Saved data entries:

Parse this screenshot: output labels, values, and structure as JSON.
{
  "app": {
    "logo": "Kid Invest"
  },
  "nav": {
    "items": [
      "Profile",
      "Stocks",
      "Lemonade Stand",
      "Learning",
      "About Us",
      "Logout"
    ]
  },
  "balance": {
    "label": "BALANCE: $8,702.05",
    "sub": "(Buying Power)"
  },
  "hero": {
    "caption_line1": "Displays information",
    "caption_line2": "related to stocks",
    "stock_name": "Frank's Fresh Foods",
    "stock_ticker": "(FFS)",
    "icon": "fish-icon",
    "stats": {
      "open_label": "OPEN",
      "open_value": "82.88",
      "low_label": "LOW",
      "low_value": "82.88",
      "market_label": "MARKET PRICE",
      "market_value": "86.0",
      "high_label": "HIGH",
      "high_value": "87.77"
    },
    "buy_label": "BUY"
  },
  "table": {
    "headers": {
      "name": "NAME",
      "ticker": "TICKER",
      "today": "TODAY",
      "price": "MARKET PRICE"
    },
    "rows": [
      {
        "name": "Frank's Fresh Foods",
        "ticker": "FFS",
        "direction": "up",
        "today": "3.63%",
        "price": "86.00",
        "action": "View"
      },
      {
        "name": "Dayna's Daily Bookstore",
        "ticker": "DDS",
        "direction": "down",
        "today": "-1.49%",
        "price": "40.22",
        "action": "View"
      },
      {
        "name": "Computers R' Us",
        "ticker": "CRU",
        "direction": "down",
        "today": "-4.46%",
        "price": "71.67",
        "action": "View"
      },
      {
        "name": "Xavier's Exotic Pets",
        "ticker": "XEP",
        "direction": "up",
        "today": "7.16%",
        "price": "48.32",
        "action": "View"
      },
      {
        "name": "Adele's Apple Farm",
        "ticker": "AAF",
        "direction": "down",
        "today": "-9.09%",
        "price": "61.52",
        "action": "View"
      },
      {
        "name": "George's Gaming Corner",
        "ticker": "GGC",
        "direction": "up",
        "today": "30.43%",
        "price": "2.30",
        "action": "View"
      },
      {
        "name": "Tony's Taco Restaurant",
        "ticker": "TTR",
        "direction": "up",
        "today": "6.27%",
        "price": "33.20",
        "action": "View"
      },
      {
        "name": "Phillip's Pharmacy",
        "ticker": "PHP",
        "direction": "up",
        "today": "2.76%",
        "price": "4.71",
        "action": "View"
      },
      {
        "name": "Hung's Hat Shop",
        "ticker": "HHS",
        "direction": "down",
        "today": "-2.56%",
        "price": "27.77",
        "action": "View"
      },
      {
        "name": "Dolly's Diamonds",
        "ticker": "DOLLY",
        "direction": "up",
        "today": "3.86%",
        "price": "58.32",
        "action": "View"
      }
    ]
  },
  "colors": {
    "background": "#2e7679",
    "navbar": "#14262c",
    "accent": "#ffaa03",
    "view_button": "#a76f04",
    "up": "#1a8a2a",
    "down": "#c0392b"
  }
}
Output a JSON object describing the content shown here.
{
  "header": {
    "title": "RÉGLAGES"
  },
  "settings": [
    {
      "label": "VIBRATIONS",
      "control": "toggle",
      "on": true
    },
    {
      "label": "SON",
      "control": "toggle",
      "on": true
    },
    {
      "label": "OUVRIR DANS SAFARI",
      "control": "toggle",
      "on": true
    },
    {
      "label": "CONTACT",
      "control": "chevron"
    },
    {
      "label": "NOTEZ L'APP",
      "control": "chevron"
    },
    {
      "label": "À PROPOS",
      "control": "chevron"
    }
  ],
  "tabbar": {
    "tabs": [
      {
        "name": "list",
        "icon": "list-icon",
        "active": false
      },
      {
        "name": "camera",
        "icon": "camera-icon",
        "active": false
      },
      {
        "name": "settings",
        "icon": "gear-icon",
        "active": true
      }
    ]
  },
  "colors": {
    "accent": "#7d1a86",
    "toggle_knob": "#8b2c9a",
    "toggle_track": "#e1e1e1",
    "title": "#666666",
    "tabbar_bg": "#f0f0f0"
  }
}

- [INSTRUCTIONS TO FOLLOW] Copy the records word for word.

- [WRITTEN ANSWER]
Parse this screenshot: output labels, values, and structure as JSON.
{
  "app": {
    "logo": "Kid Invest"
  },
  "nav": {
    "items": [
      "Profile",
      "Stocks",
      "Lemonade Stand",
      "Learning",
      "About Us",
      "Logout"
    ]
  },
  "balance": {
    "label": "BALANCE: $8,702.05",
    "sub": "(Buying Power)"
  },
  "hero": {
    "caption_line1": "Displays information",
    "caption_line2": "related to stocks",
    "stock_name": "Frank's Fresh Foods",
    "stock_ticker": "(FFS)",
    "icon": "fish-icon",
    "stats": {
      "open_label": "OPEN",
      "open_value": "82.88",
      "low_label": "LOW",
      "low_value": "82.88",
      "market_label": "MARKET PRICE",
      "market_value": "86.0",
      "high_label": "HIGH",
      "high_value": "87.77"
    },
    "buy_label": "BUY"
  },
  "table": {
    "headers": {
      "name": "NAME",
      "ticker": "TICKER",
      "today": "TODAY",
      "price": "MARKET PRICE"
    },
    "rows": [
      {
        "name": "Frank's Fresh Foods",
        "ticker": "FFS",
        "direction": "up",
        "today": "3.63%",
        "price": "86.00",
        "action": "View"
      },
      {
        "name": "Dayna's Daily Bookstore",
        "ticker": "DDS",
        "direction": "down",
        "today": "-1.49%",
        "price": "40.22",
        "action": "View"
      },
      {
        "name": "Computers R' Us",
        "ticker": "CRU",
        "direction": "down",
        "today": "-4.46%",
        "price": "71.67",
        "action": "View"
      },
      {
        "name": "Xavier's Exotic Pets",
        "ticker": "XEP",
        "direction": "up",
        "today": "7.16%",
        "price": "48.32",
        "action": "View"
      },
      {
        "name": "Adele's Apple Farm",
        "ticker": "AAF",
        "direction": "down",
        "today": "-9.09%",
        "price": "61.52",
        "action": "View"
      },
      {
        "name": "George's Gaming Corner",
        "ticker": "GGC",
        "direction": "up",
        "today": "30.43%",
        "price": "2.30",
        "action": "View"
      },
      {
        "name": "Tony's Taco Restaurant",
        "ticker": "TTR",
        "direction": "up",
        "today": "6.27%",
        "price": "33.20",
        "action": "View"
      },
      {
        "name": "Phillip's Pharmacy",
        "ticker": "PHP",
        "direction": "up",
        "today": "2.76%",
        "price": "4.71",
        "action": "View"
      },
      {
        "name": "Hung's Hat Shop",
        "ticker": "HHS",
        "direction": "down",
        "today": "-2.56%",
        "price": "27.77",
        "action": "View"
      },
      {
        "name": "Dolly's Diamonds",
        "ticker": "DOLLY",
        "direction": "up",
        "today": "3.86%",
        "price": "58.32",
        "action": "View"
      }
    ]
  },
  "colors": {
    "background": "#2e7679",
    "navbar": "#14262c",
    "accent": "#ffaa03",
    "view_button": "#a76f04",
    "up": "#1a8a2a",
    "down": "#c0392b"
  }
}
Output a JSON object describing the content shown here.
{
  "header": {
    "title": "RÉGLAGES"
  },
  "settings": [
    {
      "label": "VIBRATIONS",
      "control": "toggle",
      "on": true
    },
    {
      "label": "SON",
      "control": "toggle",
      "on": true
    },
    {
      "label": "OUVRIR DANS SAFARI",
      "control": "toggle",
      "on": true
    },
    {
      "label": "CONTACT",
      "control": "chevron"
    },
    {
      "label": "NOTEZ L'APP",
      "control": "chevron"
    },
    {
      "label": "À PROPOS",
      "control": "chevron"
    }
  ],
  "tabbar": {
    "tabs": [
      {
        "name": "list",
        "icon": "list-icon",
        "active": false
      },
      {
        "name": "camera",
        "icon": "camera-icon",
        "active": false
      },
      {
        "name": "settings",
        "icon": "gear-icon",
        "active": true
      }
    ]
  },
  "colors": {
    "accent": "#7d1a86",
    "toggle_knob": "#8b2c9a",
    "toggle_track": "#e1e1e1",
    "title": "#666666",
    "tabbar_bg": "#f0f0f0"
  }
}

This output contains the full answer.